Vending Machine Culture Japan-Featured Image-PP

Japan was one of my favorite countries to visit – seeing gorgeous scenery, learning about the history, visiting incredible temples and shrines, and enjoying a variety of Japanese experiences. Today I share a tidbit about what struck me about the culture.

Discovering culture through vending machines – Japan

Japan was a beautiful country to tour. My son and I took a cruise around the islands, and I am so glad that we had two weeks to explore so many different parts of the country. I’ll definitely return.
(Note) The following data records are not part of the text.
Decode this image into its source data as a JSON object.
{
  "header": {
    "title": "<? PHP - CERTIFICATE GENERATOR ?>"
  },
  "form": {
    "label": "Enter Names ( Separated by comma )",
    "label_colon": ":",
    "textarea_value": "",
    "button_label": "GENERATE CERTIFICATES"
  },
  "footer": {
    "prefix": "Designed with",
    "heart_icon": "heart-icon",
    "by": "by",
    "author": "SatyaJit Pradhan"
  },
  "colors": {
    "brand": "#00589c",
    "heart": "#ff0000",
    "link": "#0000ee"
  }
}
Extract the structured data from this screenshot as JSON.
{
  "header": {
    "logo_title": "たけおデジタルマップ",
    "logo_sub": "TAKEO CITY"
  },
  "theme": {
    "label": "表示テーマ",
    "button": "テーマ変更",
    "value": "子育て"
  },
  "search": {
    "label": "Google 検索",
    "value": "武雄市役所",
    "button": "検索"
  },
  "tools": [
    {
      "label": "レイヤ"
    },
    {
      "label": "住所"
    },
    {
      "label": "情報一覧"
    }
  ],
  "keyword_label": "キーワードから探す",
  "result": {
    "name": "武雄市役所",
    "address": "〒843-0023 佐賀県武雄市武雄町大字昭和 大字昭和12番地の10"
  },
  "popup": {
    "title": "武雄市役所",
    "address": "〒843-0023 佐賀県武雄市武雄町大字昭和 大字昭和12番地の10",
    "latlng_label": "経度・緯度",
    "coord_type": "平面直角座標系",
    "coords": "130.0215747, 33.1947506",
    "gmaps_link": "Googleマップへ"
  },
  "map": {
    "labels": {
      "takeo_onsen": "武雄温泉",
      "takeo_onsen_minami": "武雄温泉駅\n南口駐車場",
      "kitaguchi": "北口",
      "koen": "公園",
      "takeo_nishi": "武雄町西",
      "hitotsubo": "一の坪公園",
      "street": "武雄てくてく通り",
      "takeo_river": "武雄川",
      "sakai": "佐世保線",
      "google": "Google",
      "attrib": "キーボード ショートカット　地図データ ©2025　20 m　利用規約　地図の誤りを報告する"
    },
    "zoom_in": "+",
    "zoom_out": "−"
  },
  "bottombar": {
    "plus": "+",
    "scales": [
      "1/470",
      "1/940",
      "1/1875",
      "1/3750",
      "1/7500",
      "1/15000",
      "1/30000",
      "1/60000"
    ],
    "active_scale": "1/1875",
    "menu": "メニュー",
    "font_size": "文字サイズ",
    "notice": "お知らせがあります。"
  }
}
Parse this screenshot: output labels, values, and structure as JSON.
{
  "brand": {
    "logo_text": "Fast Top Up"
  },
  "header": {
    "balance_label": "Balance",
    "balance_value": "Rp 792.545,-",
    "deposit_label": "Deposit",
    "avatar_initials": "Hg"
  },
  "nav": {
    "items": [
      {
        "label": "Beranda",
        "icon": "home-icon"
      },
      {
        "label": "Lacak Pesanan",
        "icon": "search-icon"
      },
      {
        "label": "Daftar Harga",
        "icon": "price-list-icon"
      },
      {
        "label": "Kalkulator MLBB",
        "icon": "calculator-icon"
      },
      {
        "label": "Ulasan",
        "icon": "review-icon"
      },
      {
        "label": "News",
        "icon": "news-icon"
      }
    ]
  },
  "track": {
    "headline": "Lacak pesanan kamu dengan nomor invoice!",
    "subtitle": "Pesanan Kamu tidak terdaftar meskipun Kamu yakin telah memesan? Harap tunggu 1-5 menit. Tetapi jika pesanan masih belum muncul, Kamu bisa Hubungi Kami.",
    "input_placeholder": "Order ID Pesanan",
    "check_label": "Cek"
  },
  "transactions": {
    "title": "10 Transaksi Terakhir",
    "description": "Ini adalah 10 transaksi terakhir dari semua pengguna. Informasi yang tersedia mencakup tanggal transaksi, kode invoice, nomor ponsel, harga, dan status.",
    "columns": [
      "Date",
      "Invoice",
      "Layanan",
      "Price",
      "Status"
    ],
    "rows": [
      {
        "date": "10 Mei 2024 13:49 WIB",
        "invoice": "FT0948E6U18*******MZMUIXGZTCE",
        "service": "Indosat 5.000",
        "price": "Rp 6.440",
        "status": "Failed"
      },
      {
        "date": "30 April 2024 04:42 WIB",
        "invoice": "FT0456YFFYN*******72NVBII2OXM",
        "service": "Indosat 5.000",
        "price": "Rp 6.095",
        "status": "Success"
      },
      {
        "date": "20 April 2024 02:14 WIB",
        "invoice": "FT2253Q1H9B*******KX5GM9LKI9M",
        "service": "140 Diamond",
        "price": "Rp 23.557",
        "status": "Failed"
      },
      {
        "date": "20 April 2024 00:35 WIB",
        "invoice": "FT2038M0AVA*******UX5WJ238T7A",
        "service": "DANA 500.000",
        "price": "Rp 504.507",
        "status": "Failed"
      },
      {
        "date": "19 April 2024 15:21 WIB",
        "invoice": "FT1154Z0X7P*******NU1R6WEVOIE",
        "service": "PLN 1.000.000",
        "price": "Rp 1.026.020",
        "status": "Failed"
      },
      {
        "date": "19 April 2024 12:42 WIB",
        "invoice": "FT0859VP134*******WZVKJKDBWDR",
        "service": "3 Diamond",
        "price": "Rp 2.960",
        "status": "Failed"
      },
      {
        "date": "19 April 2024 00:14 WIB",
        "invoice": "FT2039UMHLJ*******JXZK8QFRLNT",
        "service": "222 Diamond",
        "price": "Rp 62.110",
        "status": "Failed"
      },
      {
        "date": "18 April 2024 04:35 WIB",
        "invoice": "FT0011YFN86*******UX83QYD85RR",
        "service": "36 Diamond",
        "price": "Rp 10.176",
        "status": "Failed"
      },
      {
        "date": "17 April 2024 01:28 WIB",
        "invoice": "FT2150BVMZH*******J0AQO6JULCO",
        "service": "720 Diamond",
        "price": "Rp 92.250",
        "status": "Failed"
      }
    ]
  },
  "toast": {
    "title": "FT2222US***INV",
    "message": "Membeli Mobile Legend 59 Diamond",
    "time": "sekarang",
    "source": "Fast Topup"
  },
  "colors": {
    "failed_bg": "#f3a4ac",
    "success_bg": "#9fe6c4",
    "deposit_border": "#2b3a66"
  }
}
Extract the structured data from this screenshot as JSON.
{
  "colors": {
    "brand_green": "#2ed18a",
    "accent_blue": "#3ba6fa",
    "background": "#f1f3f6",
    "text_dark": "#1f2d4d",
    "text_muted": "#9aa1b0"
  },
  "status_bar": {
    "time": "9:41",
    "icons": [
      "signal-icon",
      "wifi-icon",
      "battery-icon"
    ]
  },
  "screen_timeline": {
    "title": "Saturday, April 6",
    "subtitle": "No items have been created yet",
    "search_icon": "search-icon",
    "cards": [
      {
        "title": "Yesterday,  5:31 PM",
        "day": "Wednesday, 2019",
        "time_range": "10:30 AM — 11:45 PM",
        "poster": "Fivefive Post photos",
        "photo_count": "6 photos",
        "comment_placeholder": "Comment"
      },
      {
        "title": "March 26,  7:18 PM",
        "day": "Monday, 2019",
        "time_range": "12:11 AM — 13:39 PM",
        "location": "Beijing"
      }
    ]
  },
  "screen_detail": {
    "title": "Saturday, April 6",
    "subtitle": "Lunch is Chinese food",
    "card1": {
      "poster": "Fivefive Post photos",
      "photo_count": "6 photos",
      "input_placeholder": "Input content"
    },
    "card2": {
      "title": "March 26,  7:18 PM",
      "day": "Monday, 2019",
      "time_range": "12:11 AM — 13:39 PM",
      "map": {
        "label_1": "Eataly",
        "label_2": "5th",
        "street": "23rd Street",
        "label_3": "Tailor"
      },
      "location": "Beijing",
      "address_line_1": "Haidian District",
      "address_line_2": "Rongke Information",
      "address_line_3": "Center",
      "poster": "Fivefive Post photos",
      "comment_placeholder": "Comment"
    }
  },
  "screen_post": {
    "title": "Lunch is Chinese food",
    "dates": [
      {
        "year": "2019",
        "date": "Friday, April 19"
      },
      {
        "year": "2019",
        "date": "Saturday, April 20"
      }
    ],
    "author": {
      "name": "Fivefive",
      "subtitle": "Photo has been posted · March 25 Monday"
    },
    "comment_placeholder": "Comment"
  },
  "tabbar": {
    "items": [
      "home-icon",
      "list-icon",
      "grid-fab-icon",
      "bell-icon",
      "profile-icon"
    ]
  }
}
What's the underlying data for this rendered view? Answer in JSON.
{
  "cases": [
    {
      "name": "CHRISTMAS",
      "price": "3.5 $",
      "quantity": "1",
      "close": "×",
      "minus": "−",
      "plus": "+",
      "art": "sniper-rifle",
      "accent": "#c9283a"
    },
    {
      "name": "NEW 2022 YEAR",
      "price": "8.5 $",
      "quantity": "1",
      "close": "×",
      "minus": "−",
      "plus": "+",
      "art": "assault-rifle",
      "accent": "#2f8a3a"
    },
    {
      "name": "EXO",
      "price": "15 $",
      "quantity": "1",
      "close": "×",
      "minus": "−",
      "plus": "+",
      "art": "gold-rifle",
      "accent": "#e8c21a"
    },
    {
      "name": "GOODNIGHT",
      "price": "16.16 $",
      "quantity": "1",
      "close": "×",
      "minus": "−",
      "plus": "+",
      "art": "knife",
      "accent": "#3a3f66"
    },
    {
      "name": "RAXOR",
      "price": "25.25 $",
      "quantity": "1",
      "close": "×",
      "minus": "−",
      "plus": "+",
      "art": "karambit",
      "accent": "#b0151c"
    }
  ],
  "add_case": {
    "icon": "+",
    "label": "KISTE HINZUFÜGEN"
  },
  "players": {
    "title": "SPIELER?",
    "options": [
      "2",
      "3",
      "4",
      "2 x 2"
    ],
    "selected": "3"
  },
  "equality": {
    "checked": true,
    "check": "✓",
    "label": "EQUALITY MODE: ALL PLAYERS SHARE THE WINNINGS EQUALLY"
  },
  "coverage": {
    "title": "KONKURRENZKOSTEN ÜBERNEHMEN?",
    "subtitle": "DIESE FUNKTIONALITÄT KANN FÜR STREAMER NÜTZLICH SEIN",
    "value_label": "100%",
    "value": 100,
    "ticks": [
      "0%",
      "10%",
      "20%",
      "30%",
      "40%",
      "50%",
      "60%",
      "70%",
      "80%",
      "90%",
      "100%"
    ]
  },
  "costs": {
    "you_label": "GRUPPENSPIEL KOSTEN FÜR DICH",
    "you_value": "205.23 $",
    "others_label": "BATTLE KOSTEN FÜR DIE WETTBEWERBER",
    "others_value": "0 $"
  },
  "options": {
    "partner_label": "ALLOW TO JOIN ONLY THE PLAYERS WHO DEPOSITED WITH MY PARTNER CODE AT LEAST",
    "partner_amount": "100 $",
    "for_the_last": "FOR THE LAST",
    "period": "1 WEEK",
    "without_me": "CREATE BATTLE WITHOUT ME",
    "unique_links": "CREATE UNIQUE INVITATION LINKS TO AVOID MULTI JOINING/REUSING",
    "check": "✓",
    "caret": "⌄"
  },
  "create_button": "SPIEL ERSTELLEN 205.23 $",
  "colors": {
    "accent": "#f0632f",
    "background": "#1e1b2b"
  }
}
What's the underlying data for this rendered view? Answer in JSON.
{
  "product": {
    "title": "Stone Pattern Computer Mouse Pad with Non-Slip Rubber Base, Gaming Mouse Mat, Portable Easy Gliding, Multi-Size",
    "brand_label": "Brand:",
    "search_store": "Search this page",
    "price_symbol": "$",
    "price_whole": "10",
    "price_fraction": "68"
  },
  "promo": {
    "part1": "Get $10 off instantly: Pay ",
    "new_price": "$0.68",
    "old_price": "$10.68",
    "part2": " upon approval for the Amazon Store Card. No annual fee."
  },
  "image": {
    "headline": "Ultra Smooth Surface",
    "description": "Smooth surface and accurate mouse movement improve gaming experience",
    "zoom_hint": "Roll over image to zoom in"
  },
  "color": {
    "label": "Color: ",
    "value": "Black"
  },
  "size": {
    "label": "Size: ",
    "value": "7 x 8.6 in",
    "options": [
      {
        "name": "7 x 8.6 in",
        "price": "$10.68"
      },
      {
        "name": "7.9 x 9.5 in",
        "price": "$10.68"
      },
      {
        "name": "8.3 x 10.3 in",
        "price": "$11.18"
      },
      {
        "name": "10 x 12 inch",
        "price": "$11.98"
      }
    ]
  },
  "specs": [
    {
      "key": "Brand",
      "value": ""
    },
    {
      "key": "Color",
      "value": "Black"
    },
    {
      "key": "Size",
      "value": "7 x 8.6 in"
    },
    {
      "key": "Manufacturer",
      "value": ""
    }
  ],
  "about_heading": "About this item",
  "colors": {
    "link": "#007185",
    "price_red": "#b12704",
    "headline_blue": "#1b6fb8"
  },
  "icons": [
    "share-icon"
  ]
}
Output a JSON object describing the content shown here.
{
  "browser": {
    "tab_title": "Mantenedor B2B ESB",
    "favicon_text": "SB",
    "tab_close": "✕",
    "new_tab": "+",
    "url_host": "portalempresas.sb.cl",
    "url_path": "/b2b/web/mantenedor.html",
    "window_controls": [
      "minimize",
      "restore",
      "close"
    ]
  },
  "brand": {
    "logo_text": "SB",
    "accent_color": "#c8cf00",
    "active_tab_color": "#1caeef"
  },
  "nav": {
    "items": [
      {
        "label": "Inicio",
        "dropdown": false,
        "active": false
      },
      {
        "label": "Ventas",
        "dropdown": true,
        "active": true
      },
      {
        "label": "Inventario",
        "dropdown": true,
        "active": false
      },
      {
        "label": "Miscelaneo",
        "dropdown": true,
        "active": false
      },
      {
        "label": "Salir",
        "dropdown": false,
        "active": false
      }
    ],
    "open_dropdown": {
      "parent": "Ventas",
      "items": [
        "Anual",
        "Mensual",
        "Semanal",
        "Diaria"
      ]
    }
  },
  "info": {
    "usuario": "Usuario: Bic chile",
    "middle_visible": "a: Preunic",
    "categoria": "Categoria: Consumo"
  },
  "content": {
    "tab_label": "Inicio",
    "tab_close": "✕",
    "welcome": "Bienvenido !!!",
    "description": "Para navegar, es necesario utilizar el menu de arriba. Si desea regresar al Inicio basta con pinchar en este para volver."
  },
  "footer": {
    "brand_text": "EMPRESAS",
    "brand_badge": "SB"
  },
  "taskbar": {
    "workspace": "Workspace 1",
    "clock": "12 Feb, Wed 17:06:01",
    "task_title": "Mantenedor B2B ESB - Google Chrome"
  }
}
It is a fantastic destination and I’ll be recommending Japan to my clients.

There is so much to share in regard to enticing cultural experiences, amazing scenery, serene gardens, and interesting history and religion. But one of the things that intrigued me about the culture was the vending machines.

We traveled in little towns, train stations, quiet neighborhoods, gardens and popular attractions in the center of the city, and in all those places, there were vending machines. I was struck by the vending machines because every one of those machines would have been vandalized within 48 hours in a similar location at home in the US. I hate to say it, but it’s true, and those machines represent an aspect of this Japanese culture – a culture of politeness and respect and helpfulness that we saw throughout our trip in Japan.

We saw it in Kanazawa where a man was very concerned we would get on the wrong bus, and made motions and signals to help us out, despite the fact the fact the he didn’t speak English and I don’t know Japanese. He saw us, map in hand, and just started assisting us with directions and pointed out the proper bus.

We experienced that helpfulness in Hiroshima, when we couldn’t get a cab to come to the cruise port because all the taxis were busy in town on a rainy day. We were going to miss our meeting with our guide, so the tourism woman took us in her personal car to the station four miles away.

It’s easy to fake your way with communication in Italy or France or Spain, where there’s at least some similarity in language and you may figure out a few words. Coming to Japan I had no clue about the language, with no real knowledge for communicating, but yet it doesn’t matter because of the helpful, friendly people. So, besides the mystical atmosphere, incredible beauty and lovely cultural differences of Japan, I think one of the main things you’ll appreciate traveling there are the wonderful people and their welcoming nature.